Thursday, 3 April 2014

Cathean Ltd Spring Retreat

Lights, camera, action! The Cathean Ltd freelancer retreat was, once again, held 'on location' with actors Kelsey Grammer (Frasier), Mathew Horne (Gavin & Stacey) and Tamsin Grieg (Green Wing) all on set.

The venue of our Spring Retreat was the oak-panelled Fleming Room at the Sue Ryder Hospice in Nettlebed, nr Henley on Thames. The hospice was being used as a film set and as we arrived the actors were practising a scene in the large reception hall. By popular demand, this Retreat was a repeat of that held in September last year, providing a 'day out of the office' for fellow freelancers to explore the challenges they face as solo business owners.


The day began with a review of the issues we encounter as freelance professionals in relation to client management. The main concerns were coping with changes in project scope and timelines and juggling different client demands so we can provide a high quality service without burn out. Establishing clear boundaries is key so clients  understand what can be delivered by when and the impact of changing scope and timelines. Having a disciplined approach to answering the phone and responding to emails also creates boundaries and  saves valuable time. Allowing phone calls to go to voicemail means you can respond to the call when you are fully focused on the caller and you are not interrupting client work to take the call. Try reading and responding to emails at set times throughout the day, and turn your 'new message' notification off when you are working on client projects or on your business management activities to minimise distractions.
Deep in discussion

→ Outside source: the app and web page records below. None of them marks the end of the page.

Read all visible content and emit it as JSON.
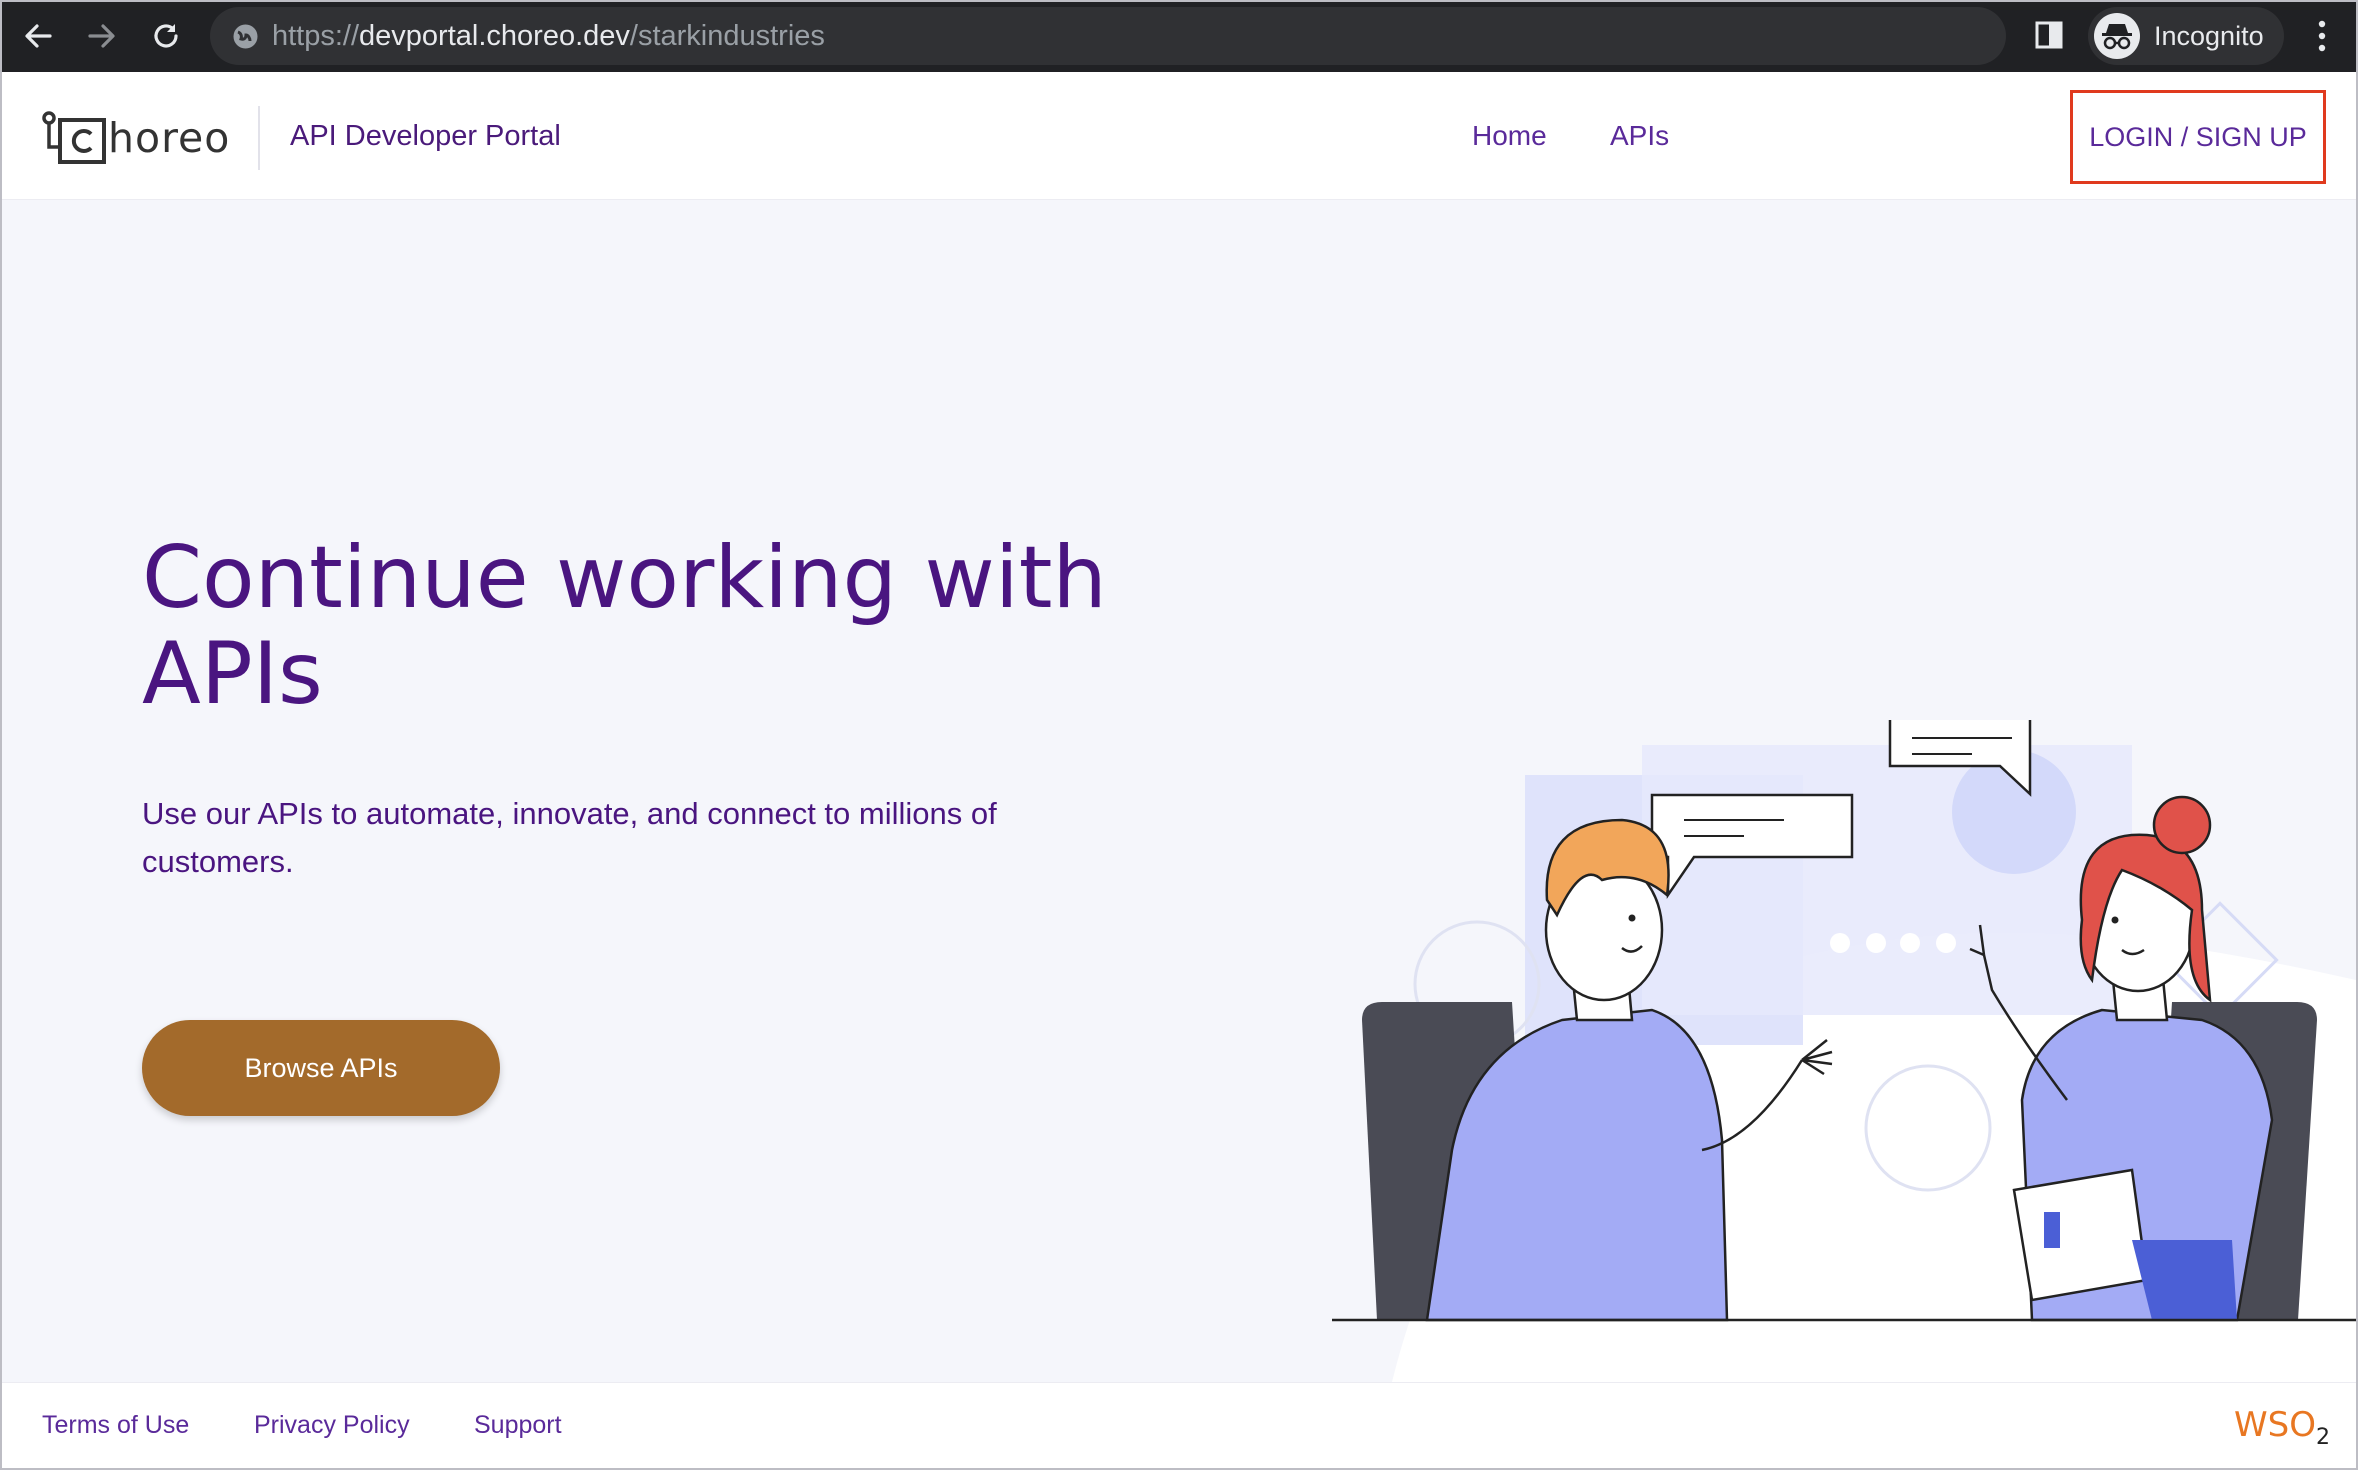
{
  "browser": {
    "url_prefix": "https://",
    "url_host": "devportal.choreo.dev",
    "url_path": "/starkindustries",
    "incognito_label": "Incognito",
    "icons": [
      "back-arrow-icon",
      "forward-arrow-icon",
      "reload-icon",
      "site-info-icon",
      "side-panel-icon",
      "incognito-icon",
      "more-menu-icon"
    ]
  },
  "header": {
    "logo_text": "horeo",
    "portal_title": "API Developer Portal",
    "nav": [
      "Home",
      "APIs"
    ],
    "login_label": "LOGIN / SIGN UP",
    "login_highlight_color": "#e03a1e"
  },
  "hero": {
    "title": "Continue working with APIs",
    "subtitle": "Use our APIs to automate, innovate, and connect to millions of customers.",
    "cta_label": "Browse APIs",
    "cta_color": "#a36a2b",
    "title_color": "#4a1580"
  },
  "footer": {
    "links": [
      "Terms of Use",
      "Privacy Policy",
      "Support"
    ],
    "brand": "WSO",
    "brand_sub": "2"
  }
}
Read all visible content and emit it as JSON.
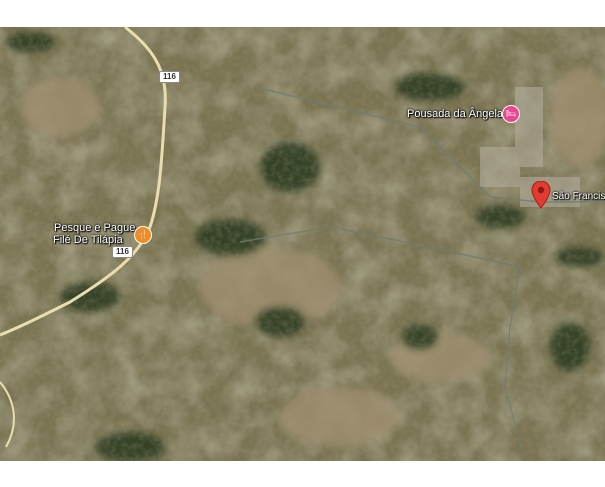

I am often asked about marketing your business at these Retreats, and last week was no exception. The key to successful marketing is knowing who your ideal client is because then your marketing activities will naturally reach out to the right people. So ask yourself what type of work do you love to do and who do you enjoy working with? This will become clearer the more experience you have as a freelancer. You can establish who your ideal client is by understanding your own values and beliefs and what service you want your business to deliver to serve your clients effectively. Keep in touch with your clients too - send them information that may be useful to them, for example, notification of new or revised guidelines that are relevant to the work they do or send them a newsletter. This keeps the lines of communication open and helps build a good working relationship.

 A big thank you to everyone who supported the Spring Retreat - colleagues travelled from as far away as Cornwall and Wales to join us, which is much appreciated. Thank you to Pru at Sue Ryder, and the staff at The White Hart pub in Nettlebed where we all had a well-deserved lunch afterwards. And finally, but absolutely by no means least, a big hug and thank you to my coach and friend Elaine Bailey, who generously donated business reference books for everyone and a 30-minutes coaching call to one of the Retreat's attendees in a prize draw- well done Steffan! The next Retreat is planned for September 2014.
We even found a 'tombola spinner' for the prize draw!